§ Requirement
Retype all the records with nothing changed.
Data shown section start
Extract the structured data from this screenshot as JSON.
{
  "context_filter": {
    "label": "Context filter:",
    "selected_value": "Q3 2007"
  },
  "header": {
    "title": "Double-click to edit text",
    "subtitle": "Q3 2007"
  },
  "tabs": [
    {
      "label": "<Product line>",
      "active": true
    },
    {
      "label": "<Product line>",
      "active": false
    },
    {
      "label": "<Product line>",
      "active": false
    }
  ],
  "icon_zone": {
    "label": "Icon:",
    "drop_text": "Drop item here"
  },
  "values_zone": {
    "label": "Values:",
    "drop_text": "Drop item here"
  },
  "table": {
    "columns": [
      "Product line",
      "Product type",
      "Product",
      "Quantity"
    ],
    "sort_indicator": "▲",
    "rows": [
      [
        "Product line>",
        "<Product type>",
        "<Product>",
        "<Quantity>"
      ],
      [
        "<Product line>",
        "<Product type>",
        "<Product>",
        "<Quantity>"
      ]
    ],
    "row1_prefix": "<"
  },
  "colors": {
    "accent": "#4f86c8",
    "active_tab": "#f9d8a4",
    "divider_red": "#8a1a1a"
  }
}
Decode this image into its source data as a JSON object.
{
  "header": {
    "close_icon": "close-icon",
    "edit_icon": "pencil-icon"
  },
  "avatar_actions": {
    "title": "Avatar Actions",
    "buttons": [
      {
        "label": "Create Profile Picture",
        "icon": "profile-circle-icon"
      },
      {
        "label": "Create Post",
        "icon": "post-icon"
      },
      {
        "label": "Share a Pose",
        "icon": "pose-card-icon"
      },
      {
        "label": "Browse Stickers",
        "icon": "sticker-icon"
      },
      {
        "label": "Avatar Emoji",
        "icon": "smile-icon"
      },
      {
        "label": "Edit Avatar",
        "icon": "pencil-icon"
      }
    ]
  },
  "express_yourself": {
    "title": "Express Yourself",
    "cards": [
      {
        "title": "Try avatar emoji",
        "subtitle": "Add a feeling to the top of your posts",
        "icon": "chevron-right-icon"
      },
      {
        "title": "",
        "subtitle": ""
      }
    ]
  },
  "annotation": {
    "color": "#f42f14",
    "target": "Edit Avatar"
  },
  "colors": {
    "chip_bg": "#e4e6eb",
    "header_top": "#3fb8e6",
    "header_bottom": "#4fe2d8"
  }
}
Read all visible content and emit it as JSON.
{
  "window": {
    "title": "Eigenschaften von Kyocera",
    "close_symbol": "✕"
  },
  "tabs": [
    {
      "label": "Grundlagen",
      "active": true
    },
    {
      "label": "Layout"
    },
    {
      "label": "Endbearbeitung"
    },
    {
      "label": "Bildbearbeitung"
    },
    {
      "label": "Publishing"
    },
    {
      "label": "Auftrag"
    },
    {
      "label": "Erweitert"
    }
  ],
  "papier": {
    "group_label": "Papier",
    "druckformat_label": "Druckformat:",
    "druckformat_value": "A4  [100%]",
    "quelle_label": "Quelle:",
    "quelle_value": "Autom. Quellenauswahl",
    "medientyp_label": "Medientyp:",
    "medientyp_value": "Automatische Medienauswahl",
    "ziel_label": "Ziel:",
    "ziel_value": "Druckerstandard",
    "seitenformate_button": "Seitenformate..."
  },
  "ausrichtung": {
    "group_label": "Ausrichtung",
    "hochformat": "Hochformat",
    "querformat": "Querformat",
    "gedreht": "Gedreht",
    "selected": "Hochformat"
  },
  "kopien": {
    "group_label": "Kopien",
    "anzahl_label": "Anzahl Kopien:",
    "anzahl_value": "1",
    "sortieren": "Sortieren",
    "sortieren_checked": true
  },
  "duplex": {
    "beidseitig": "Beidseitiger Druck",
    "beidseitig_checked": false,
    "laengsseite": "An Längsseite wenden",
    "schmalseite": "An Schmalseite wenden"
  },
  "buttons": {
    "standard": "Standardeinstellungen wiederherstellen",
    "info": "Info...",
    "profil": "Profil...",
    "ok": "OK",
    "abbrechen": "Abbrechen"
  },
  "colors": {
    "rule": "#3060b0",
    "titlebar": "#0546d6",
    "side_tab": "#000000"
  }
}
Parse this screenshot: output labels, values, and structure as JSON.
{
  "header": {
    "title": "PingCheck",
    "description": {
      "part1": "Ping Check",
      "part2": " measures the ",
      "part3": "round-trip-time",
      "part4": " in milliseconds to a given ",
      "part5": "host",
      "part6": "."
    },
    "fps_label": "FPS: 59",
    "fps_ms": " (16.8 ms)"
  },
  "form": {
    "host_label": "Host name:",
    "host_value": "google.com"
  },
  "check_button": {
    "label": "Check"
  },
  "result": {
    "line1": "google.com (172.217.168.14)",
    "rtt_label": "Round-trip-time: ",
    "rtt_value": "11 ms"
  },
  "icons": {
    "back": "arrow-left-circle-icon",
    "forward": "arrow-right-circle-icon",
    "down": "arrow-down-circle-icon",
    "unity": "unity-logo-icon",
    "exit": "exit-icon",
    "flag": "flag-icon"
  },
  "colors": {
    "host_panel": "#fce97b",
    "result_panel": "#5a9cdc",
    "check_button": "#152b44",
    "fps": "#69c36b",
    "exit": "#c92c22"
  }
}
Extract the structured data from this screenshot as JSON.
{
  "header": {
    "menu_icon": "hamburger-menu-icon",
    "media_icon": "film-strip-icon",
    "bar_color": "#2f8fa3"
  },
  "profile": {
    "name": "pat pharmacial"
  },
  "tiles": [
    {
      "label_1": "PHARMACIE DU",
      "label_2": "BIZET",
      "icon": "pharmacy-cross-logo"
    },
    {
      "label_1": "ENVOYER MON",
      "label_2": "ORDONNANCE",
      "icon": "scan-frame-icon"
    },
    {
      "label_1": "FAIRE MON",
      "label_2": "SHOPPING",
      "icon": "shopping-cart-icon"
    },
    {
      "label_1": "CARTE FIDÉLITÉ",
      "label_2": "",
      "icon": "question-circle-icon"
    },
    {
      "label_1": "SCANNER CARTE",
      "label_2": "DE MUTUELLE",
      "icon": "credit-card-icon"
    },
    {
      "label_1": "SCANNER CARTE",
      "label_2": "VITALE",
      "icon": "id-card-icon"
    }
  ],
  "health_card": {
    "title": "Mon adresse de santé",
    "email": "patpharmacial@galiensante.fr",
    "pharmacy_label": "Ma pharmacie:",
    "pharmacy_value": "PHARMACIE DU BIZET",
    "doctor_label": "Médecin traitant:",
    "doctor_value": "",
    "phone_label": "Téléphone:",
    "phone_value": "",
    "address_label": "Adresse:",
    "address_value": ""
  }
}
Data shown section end
§ Task response
Extract the structured data from this screenshot as JSON.
{
  "context_filter": {
    "label": "Context filter:",
    "selected_value": "Q3 2007"
  },
  "header": {
    "title": "Double-click to edit text",
    "subtitle": "Q3 2007"
  },
  "tabs": [
    {
      "label": "<Product line>",
      "active": true
    },
    {
      "label": "<Product line>",
      "active": false
    },
    {
      "label": "<Product line>",
      "active": false
    }
  ],
  "icon_zone": {
    "label": "Icon:",
    "drop_text": "Drop item here"
  },
  "values_zone": {
    "label": "Values:",
    "drop_text": "Drop item here"
  },
  "table": {
    "columns": [
      "Product line",
      "Product type",
      "Product",
      "Quantity"
    ],
    "sort_indicator": "▲",
    "rows": [
      [
        "Product line>",
        "<Product type>",
        "<Product>",
        "<Quantity>"
      ],
      [
        "<Product line>",
        "<Product type>",
        "<Product>",
        "<Quantity>"
      ]
    ],
    "row1_prefix": "<"
  },
  "colors": {
    "accent": "#4f86c8",
    "active_tab": "#f9d8a4",
    "divider_red": "#8a1a1a"
  }
}
Decode this image into its source data as a JSON object.
{
  "header": {
    "close_icon": "close-icon",
    "edit_icon": "pencil-icon"
  },
  "avatar_actions": {
    "title": "Avatar Actions",
    "buttons": [
      {
        "label": "Create Profile Picture",
        "icon": "profile-circle-icon"
      },
      {
        "label": "Create Post",
        "icon": "post-icon"
      },
      {
        "label": "Share a Pose",
        "icon": "pose-card-icon"
      },
      {
        "label": "Browse Stickers",
        "icon": "sticker-icon"
      },
      {
        "label": "Avatar Emoji",
        "icon": "smile-icon"
      },
      {
        "label": "Edit Avatar",
        "icon": "pencil-icon"
      }
    ]
  },
  "express_yourself": {
    "title": "Express Yourself",
    "cards": [
      {
        "title": "Try avatar emoji",
        "subtitle": "Add a feeling to the top of your posts",
        "icon": "chevron-right-icon"
      },
      {
        "title": "",
        "subtitle": ""
      }
    ]
  },
  "annotation": {
    "color": "#f42f14",
    "target": "Edit Avatar"
  },
  "colors": {
    "chip_bg": "#e4e6eb",
    "header_top": "#3fb8e6",
    "header_bottom": "#4fe2d8"
  }
}
Read all visible content and emit it as JSON.
{
  "window": {
    "title": "Eigenschaften von Kyocera",
    "close_symbol": "✕"
  },
  "tabs": [
    {
      "label": "Grundlagen",
      "active": true
    },
    {
      "label": "Layout"
    },
    {
      "label": "Endbearbeitung"
    },
    {
      "label": "Bildbearbeitung"
    },
    {
      "label": "Publishing"
    },
    {
      "label": "Auftrag"
    },
    {
      "label": "Erweitert"
    }
  ],
  "papier": {
    "group_label": "Papier",
    "druckformat_label": "Druckformat:",
    "druckformat_value": "A4  [100%]",
    "quelle_label": "Quelle:",
    "quelle_value": "Autom. Quellenauswahl",
    "medientyp_label": "Medientyp:",
    "medientyp_value": "Automatische Medienauswahl",
    "ziel_label": "Ziel:",
    "ziel_value": "Druckerstandard",
    "seitenformate_button": "Seitenformate..."
  },
  "ausrichtung": {
    "group_label": "Ausrichtung",
    "hochformat": "Hochformat",
    "querformat": "Querformat",
    "gedreht": "Gedreht",
    "selected": "Hochformat"
  },
  "kopien": {
    "group_label": "Kopien",
    "anzahl_label": "Anzahl Kopien:",
    "anzahl_value": "1",
    "sortieren": "Sortieren",
    "sortieren_checked": true
  },
  "duplex": {
    "beidseitig": "Beidseitiger Druck",
    "beidseitig_checked": false,
    "laengsseite": "An Längsseite wenden",
    "schmalseite": "An Schmalseite wenden"
  },
  "buttons": {
    "standard": "Standardeinstellungen wiederherstellen",
    "info": "Info...",
    "profil": "Profil...",
    "ok": "OK",
    "abbrechen": "Abbrechen"
  },
  "colors": {
    "rule": "#3060b0",
    "titlebar": "#0546d6",
    "side_tab": "#000000"
  }
}
Parse this screenshot: output labels, values, and structure as JSON.
{
  "header": {
    "title": "PingCheck",
    "description": {
      "part1": "Ping Check",
      "part2": " measures the ",
      "part3": "round-trip-time",
      "part4": " in milliseconds to a given ",
      "part5": "host",
      "part6": "."
    },
    "fps_label": "FPS: 59",
    "fps_ms": " (16.8 ms)"
  },
  "form": {
    "host_label": "Host name:",
    "host_value": "google.com"
  },
  "check_button": {
    "label": "Check"
  },
  "result": {
    "line1": "google.com (172.217.168.14)",
    "rtt_label": "Round-trip-time: ",
    "rtt_value": "11 ms"
  },
  "icons": {
    "back": "arrow-left-circle-icon",
    "forward": "arrow-right-circle-icon",
    "down": "arrow-down-circle-icon",
    "unity": "unity-logo-icon",
    "exit": "exit-icon",
    "flag": "flag-icon"
  },
  "colors": {
    "host_panel": "#fce97b",
    "result_panel": "#5a9cdc",
    "check_button": "#152b44",
    "fps": "#69c36b",
    "exit": "#c92c22"
  }
}
Extract the structured data from this screenshot as JSON.
{
  "header": {
    "menu_icon": "hamburger-menu-icon",
    "media_icon": "film-strip-icon",
    "bar_color": "#2f8fa3"
  },
  "profile": {
    "name": "pat pharmacial"
  },
  "tiles": [
    {
      "label_1": "PHARMACIE DU",
      "label_2": "BIZET",
      "icon": "pharmacy-cross-logo"
    },
    {
      "label_1": "ENVOYER MON",
      "label_2": "ORDONNANCE",
      "icon": "scan-frame-icon"
    },
    {
      "label_1": "FAIRE MON",
      "label_2": "SHOPPING",
      "icon": "shopping-cart-icon"
    },
    {
      "label_1": "CARTE FIDÉLITÉ",
      "label_2": "",
      "icon": "question-circle-icon"
    },
    {
      "label_1": "SCANNER CARTE",
      "label_2": "DE MUTUELLE",
      "icon": "credit-card-icon"
    },
    {
      "label_1": "SCANNER CARTE",
      "label_2": "VITALE",
      "icon": "id-card-icon"
    }
  ],
  "health_card": {
    "title": "Mon adresse de santé",
    "email": "patpharmacial@galiensante.fr",
    "pharmacy_label": "Ma pharmacie:",
    "pharmacy_value": "PHARMACIE DU BIZET",
    "doctor_label": "Médecin traitant:",
    "doctor_value": "",
    "phone_label": "Téléphone:",
    "phone_value": "",
    "address_label": "Adresse:",
    "address_value": ""
  }
}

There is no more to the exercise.